The whole set of entries is to be restated word for word.

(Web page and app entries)
======

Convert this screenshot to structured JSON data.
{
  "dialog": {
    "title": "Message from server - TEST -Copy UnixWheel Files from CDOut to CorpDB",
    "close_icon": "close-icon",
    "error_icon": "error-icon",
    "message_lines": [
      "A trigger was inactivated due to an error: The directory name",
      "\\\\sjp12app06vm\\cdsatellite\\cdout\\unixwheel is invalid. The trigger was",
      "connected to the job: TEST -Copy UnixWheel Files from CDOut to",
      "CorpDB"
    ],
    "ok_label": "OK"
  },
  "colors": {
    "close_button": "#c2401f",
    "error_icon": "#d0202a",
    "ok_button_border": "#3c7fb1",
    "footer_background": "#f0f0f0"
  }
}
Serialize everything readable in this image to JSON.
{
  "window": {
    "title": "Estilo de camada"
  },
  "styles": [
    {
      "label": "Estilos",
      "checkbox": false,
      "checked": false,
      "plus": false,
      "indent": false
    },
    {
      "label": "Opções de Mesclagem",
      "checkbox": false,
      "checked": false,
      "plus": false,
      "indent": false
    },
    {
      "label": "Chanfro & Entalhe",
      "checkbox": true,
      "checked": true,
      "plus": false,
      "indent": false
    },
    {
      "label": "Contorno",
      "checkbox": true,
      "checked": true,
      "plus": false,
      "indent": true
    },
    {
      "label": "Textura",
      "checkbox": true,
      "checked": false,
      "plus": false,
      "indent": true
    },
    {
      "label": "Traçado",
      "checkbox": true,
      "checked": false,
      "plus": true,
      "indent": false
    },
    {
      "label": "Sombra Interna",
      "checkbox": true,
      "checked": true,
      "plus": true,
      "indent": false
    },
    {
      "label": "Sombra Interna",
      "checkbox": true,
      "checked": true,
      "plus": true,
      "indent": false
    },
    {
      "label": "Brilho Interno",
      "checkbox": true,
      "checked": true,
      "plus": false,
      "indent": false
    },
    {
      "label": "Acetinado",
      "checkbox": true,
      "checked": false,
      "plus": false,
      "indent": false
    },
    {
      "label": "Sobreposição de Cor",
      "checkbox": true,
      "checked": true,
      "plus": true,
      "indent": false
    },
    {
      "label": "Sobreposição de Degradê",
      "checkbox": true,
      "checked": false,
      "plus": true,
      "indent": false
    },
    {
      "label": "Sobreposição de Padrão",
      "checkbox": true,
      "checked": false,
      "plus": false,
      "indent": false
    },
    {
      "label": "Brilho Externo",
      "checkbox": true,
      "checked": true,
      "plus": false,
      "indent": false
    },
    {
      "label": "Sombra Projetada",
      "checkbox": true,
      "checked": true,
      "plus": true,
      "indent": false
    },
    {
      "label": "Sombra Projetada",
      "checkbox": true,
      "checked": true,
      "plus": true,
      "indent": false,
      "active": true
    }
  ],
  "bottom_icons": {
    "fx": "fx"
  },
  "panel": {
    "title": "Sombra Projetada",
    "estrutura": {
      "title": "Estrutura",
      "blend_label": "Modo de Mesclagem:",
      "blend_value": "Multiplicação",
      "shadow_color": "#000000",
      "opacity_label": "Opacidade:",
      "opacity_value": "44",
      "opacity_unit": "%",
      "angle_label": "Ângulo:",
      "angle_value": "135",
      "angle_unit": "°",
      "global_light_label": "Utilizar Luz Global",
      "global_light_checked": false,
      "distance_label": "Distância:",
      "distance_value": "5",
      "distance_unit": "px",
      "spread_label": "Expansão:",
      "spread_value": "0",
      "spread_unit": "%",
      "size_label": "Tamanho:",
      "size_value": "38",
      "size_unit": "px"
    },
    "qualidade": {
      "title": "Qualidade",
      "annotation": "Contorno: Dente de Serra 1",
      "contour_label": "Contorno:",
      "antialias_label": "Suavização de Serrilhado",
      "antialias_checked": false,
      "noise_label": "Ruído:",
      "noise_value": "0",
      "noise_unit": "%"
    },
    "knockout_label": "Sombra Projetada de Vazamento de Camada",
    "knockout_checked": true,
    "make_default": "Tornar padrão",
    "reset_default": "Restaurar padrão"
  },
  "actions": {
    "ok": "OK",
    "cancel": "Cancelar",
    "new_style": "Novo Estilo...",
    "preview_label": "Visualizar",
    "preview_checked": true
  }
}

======

- [RESULT OF THE EXERCISE]
Convert this screenshot to structured JSON data.
{
  "dialog": {
    "title": "Message from server - TEST -Copy UnixWheel Files from CDOut to CorpDB",
    "close_icon": "close-icon",
    "error_icon": "error-icon",
    "message_lines": [
      "A trigger was inactivated due to an error: The directory name",
      "\\\\sjp12app06vm\\cdsatellite\\cdout\\unixwheel is invalid. The trigger was",
      "connected to the job: TEST -Copy UnixWheel Files from CDOut to",
      "CorpDB"
    ],
    "ok_label": "OK"
  },
  "colors": {
    "close_button": "#c2401f",
    "error_icon": "#d0202a",
    "ok_button_border": "#3c7fb1",
    "footer_background": "#f0f0f0"
  }
}
Serialize everything readable in this image to JSON.
{
  "window": {
    "title": "Estilo de camada"
  },
  "styles": [
    {
      "label": "Estilos",
      "checkbox": false,
      "checked": false,
      "plus": false,
      "indent": false
    },
    {
      "label": "Opções de Mesclagem",
      "checkbox": false,
      "checked": false,
      "plus": false,
      "indent": false
    },
    {
      "label": "Chanfro & Entalhe",
      "checkbox": true,
      "checked": true,
      "plus": false,
      "indent": false
    },
    {
      "label": "Contorno",
      "checkbox": true,
      "checked": true,
      "plus": false,
      "indent": true
    },
    {
      "label": "Textura",
      "checkbox": true,
      "checked": false,
      "plus": false,
      "indent": true
    },
    {
      "label": "Traçado",
      "checkbox": true,
      "checked": false,
      "plus": true,
      "indent": false
    },
    {
      "label": "Sombra Interna",
      "checkbox": true,
      "checked": true,
      "plus": true,
      "indent": false
    },
    {
      "label": "Sombra Interna",
      "checkbox": true,
      "checked": true,
      "plus": true,
      "indent": false
    },
    {
      "label": "Brilho Interno",
      "checkbox": true,
      "checked": true,
      "plus": false,
      "indent": false
    },
    {
      "label": "Acetinado",
      "checkbox": true,
      "checked": false,
      "plus": false,
      "indent": false
    },
    {
      "label": "Sobreposição de Cor",
      "checkbox": true,
      "checked": true,
      "plus": true,
      "indent": false
    },
    {
      "label": "Sobreposição de Degradê",
      "checkbox": true,
      "checked": false,
      "plus": true,
      "indent": false
    },
    {
      "label": "Sobreposição de Padrão",
      "checkbox": true,
      "checked": false,
      "plus": false,
      "indent": false
    },
    {
      "label": "Brilho Externo",
      "checkbox": true,
      "checked": true,
      "plus": false,
      "indent": false
    },
    {
      "label": "Sombra Projetada",
      "checkbox": true,
      "checked": true,
      "plus": true,
      "indent": false
    },
    {
      "label": "Sombra Projetada",
      "checkbox": true,
      "checked": true,
      "plus": true,
      "indent": false,
      "active": true
    }
  ],
  "bottom_icons": {
    "fx": "fx"
  },
  "panel": {
    "title": "Sombra Projetada",
    "estrutura": {
      "title": "Estrutura",
      "blend_label": "Modo de Mesclagem:",
      "blend_value": "Multiplicação",
      "shadow_color": "#000000",
      "opacity_label": "Opacidade:",
      "opacity_value": "44",
      "opacity_unit": "%",
      "angle_label": "Ângulo:",
      "angle_value": "135",
      "angle_unit": "°",
      "global_light_label": "Utilizar Luz Global",
      "global_light_checked": false,
      "distance_label": "Distância:",
      "distance_value": "5",
      "distance_unit": "px",
      "spread_label": "Expansão:",
      "spread_value": "0",
      "spread_unit": "%",
      "size_label": "Tamanho:",
      "size_value": "38",
      "size_unit": "px"
    },
    "qualidade": {
      "title": "Qualidade",
      "annotation": "Contorno: Dente de Serra 1",
      "contour_label": "Contorno:",
      "antialias_label": "Suavização de Serrilhado",
      "antialias_checked": false,
      "noise_label": "Ruído:",
      "noise_value": "0",
      "noise_unit": "%"
    },
    "knockout_label": "Sombra Projetada de Vazamento de Camada",
    "knockout_checked": true,
    "make_default": "Tornar padrão",
    "reset_default": "Restaurar padrão"
  },
  "actions": {
    "ok": "OK",
    "cancel": "Cancelar",
    "new_style": "Novo Estilo...",
    "preview_label": "Visualizar",
    "preview_checked": true
  }
}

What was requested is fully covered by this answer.